# TASK BRIEF:
Extract all lines that hold "content" from the records below.

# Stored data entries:
────────────────────
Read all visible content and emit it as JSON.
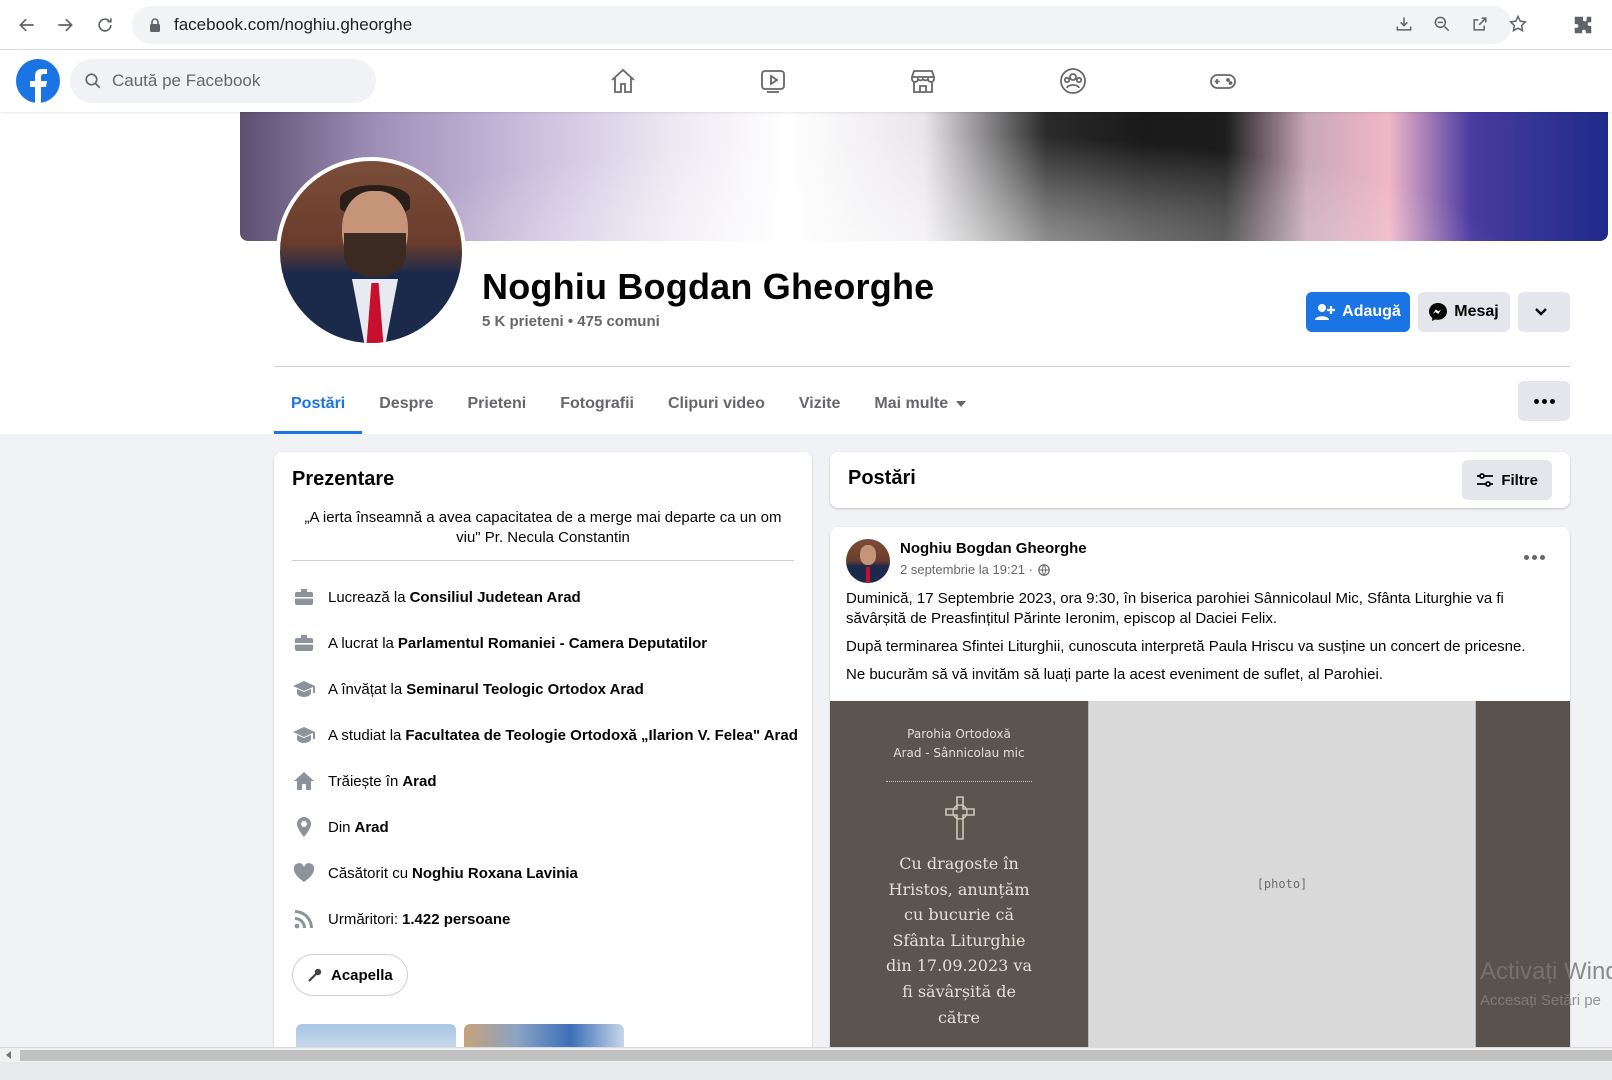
{
  "browser": {
    "url": "facebook.com/noghiu.gheorghe"
  },
  "topbar": {
    "search_placeholder": "Caută pe Facebook"
  },
  "profile": {
    "name": "Noghiu Bogdan Gheorghe",
    "meta": "5 K prieteni • 475 comuni",
    "add_button": "Adaugă",
    "message_button": "Mesaj"
  },
  "tabs": [
    "Postări",
    "Despre",
    "Prieteni",
    "Fotografii",
    "Clipuri video",
    "Vizite",
    "Mai multe"
  ],
  "intro": {
    "title": "Prezentare",
    "bio": "„A ierta înseamnă a avea capacitatea de a merge mai departe ca un om viu\" Pr. Necula Constantin",
    "items": [
      {
        "icon": "briefcase-icon",
        "pre": "Lucrează la",
        "bold": "Consiliul Judetean Arad",
        "post": ""
      },
      {
        "icon": "briefcase-icon",
        "pre": "A lucrat la",
        "bold": "Parlamentul Romaniei - Camera Deputatilor",
        "post": ""
      },
      {
        "icon": "graduation-cap-icon",
        "pre": "A învățat la",
        "bold": "Seminarul Teologic Ortodox Arad",
        "post": ""
      },
      {
        "icon": "graduation-cap-icon",
        "pre": "A studiat la",
        "bold": "Facultatea de Teologie Ortodoxă „Ilarion V. Felea\" Arad",
        "post": ""
      },
      {
        "icon": "home-icon",
        "pre": "Trăiește în",
        "bold": "Arad",
        "post": ""
      },
      {
        "icon": "location-pin-icon",
        "pre": "Din",
        "bold": "Arad",
        "post": ""
      },
      {
        "icon": "heart-icon",
        "pre": "Căsătorit cu",
        "bold": "Noghiu Roxana Lavinia",
        "post": ""
      },
      {
        "icon": "rss-icon",
        "pre": "Urmăritori:",
        "bold": "1.422 persoane",
        "post": ""
      }
    ],
    "hobby": "Acapella"
  },
  "posts_header": {
    "title": "Postări",
    "filter": "Filtre"
  },
  "post": {
    "author": "Noghiu Bogdan Gheorghe",
    "time": "2 septembrie la 19:21 ·",
    "paragraphs": [
      "Duminică, 17 Septembrie 2023,  ora 9:30, în biserica parohiei Sânnicolaul Mic, Sfânta Liturghie va fi săvârșită de Preasfințitul Părinte Ieronim, episcop al Daciei Felix.",
      "După terminarea Sfintei Liturghii, cunoscuta interpretă Paula Hriscu va susține un concert de pricesne.",
      "Ne bucurăm să vă invităm să luați parte la acest eveniment de suflet, al Parohiei."
    ],
    "invite_header": [
      "Parohia Ortodoxă",
      "Arad - Sânnicolau mic"
    ],
    "invite_message": [
      "Cu dragoste în",
      "Hristos, anunțăm",
      "cu bucurie că",
      "Sfânta Liturghie",
      "din 17.09.2023 va",
      "fi săvârșită de",
      "către"
    ]
  },
  "os_watermark": {
    "line1": "Activați Wind",
    "line2": "Accesați Setări pe"
  },
  "colors": {
    "fb_blue": "#1b74e4",
    "background": "#f0f2f5"
  }
}
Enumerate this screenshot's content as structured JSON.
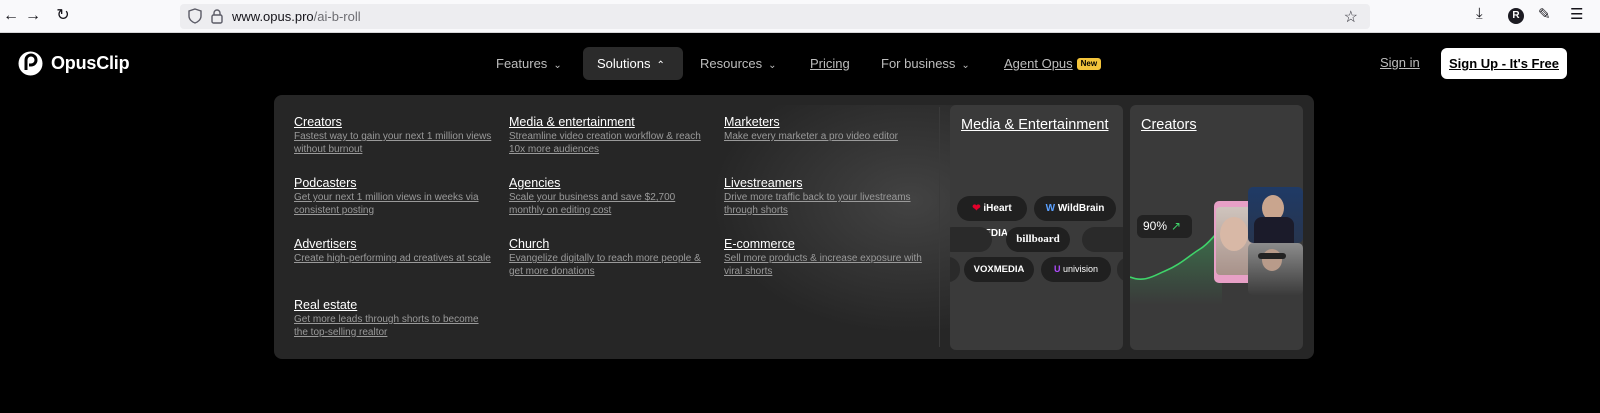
{
  "browser": {
    "url_host": "www.opus.pro",
    "url_path": "/ai-b-roll",
    "avatar_letter": "R"
  },
  "header": {
    "logo_text": "OpusClip",
    "nav": [
      {
        "label": "Features"
      },
      {
        "label": "Solutions"
      },
      {
        "label": "Resources"
      },
      {
        "label": "Pricing"
      },
      {
        "label": "For business"
      },
      {
        "label": "Agent Opus",
        "badge": "New"
      }
    ],
    "signin": "Sign in",
    "signup": "Sign Up - It's Free"
  },
  "solutions": {
    "items": [
      {
        "title": "Creators",
        "desc": "Fastest way to gain your next 1 million views without burnout"
      },
      {
        "title": "Media & entertainment",
        "desc": "Streamline video creation workflow & reach 10x more audiences"
      },
      {
        "title": "Marketers",
        "desc": "Make every marketer a pro video editor"
      },
      {
        "title": "Podcasters",
        "desc": "Get your next 1 million views in weeks via consistent posting"
      },
      {
        "title": "Agencies",
        "desc": "Scale your business and save $2,700 monthly on editing cost"
      },
      {
        "title": "Livestreamers",
        "desc": "Drive more traffic back to your livestreams through shorts"
      },
      {
        "title": "Advertisers",
        "desc": "Create high-performing ad creatives at scale"
      },
      {
        "title": "Church",
        "desc": "Evangelize digitally to reach more people & get more donations"
      },
      {
        "title": "E-commerce",
        "desc": "Sell more products & increase exposure with viral shorts"
      },
      {
        "title": "Real estate",
        "desc": "Get more leads through shorts to become the top-selling realtor"
      }
    ],
    "cards": {
      "media": {
        "title": "Media & Entertainment",
        "logos": [
          "iHeart MEDIA",
          "WildBrain",
          "billboard",
          "VOXMEDIA",
          "univision"
        ]
      },
      "creators": {
        "title": "Creators",
        "stat": "90%"
      }
    }
  },
  "colors": {
    "panel_bg": "#262626",
    "card_bg": "#3a3a3a",
    "accent_green": "#3fd46a",
    "badge_yellow": "#f3c43b"
  }
}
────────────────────
# EXERCISE RESPONSE:
Read all visible content and emit it as JSON.
Enumerate this screenshot's content as structured JSON.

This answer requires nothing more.